→ **Problem requirements**
Restate the data below word for word. Skip any images it contains.

─── Exercise inputs ───

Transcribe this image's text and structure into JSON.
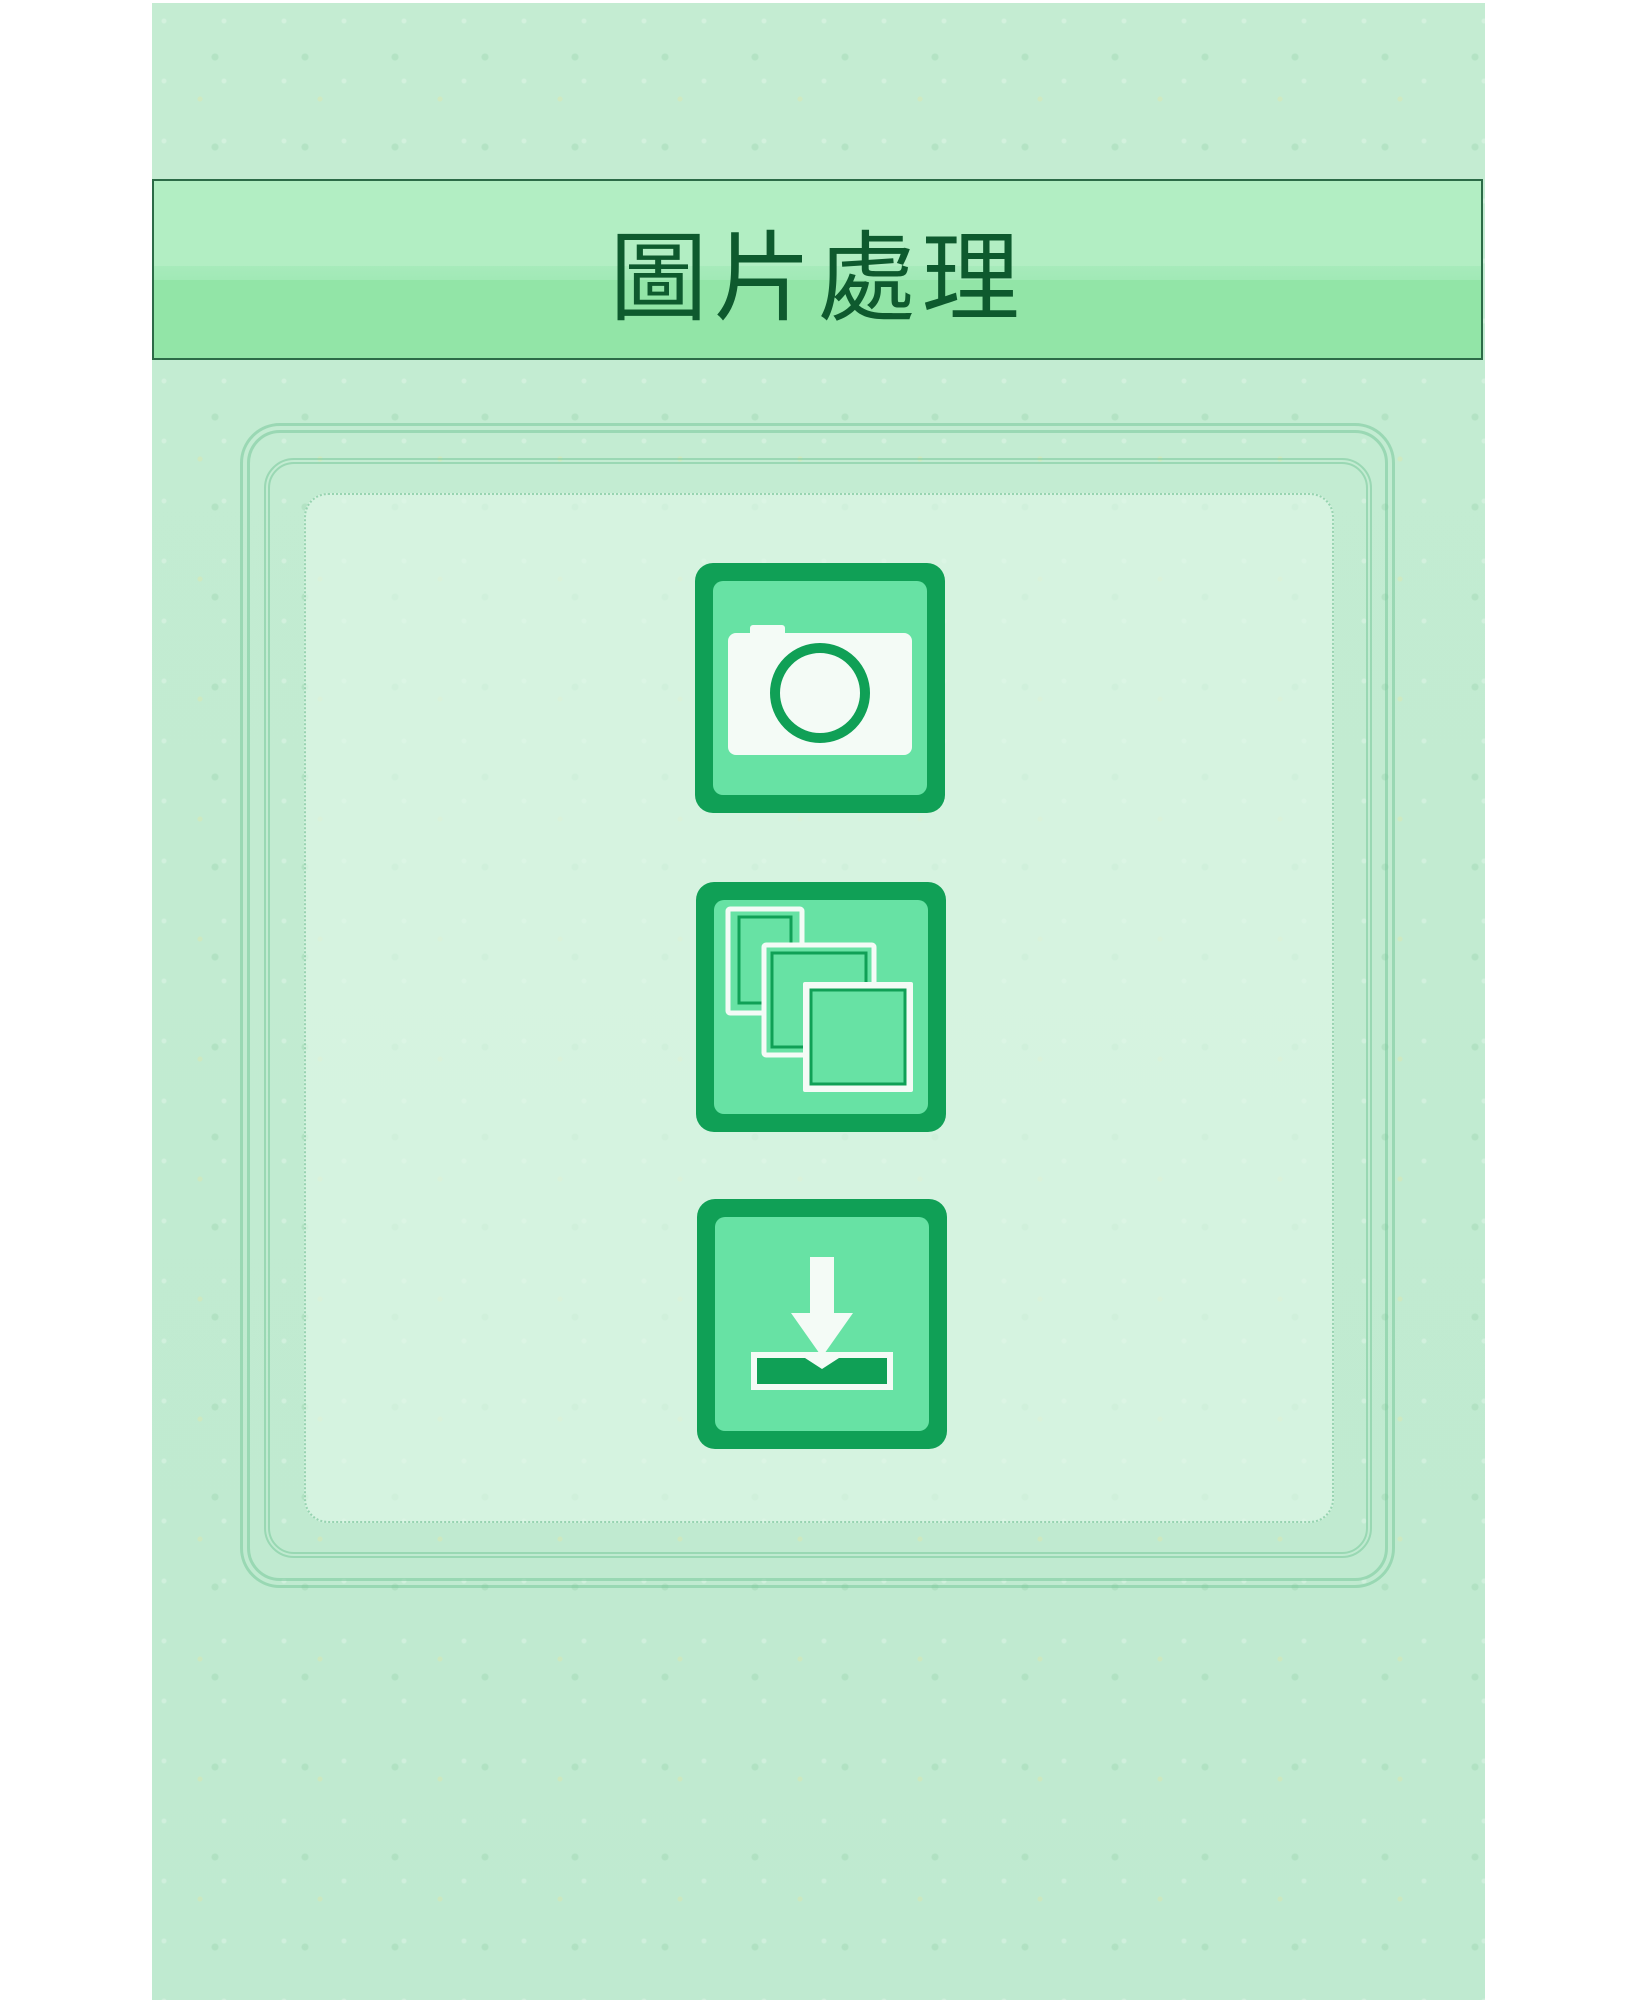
{
  "header": {
    "title": "圖片處理"
  },
  "buttons": [
    {
      "icon": "camera-icon"
    },
    {
      "icon": "stacked-images-icon"
    },
    {
      "icon": "download-icon"
    }
  ],
  "colors": {
    "background": "#c4ecd2",
    "title_bar": "#a7ebbb",
    "title_text": "#0e5a2e",
    "button_dark": "#10a056",
    "button_light": "#67e2a4",
    "icon_white": "#f4fbf6"
  }
}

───

→ **Exercise output**
Transcribe this image's text and structure into JSON.
{
  "header": {
    "title": "圖片處理"
  },
  "buttons": [
    {
      "icon": "camera-icon"
    },
    {
      "icon": "stacked-images-icon"
    },
    {
      "icon": "download-icon"
    }
  ],
  "colors": {
    "background": "#c4ecd2",
    "title_bar": "#a7ebbb",
    "title_text": "#0e5a2e",
    "button_dark": "#10a056",
    "button_light": "#67e2a4",
    "icon_white": "#f4fbf6"
  }
}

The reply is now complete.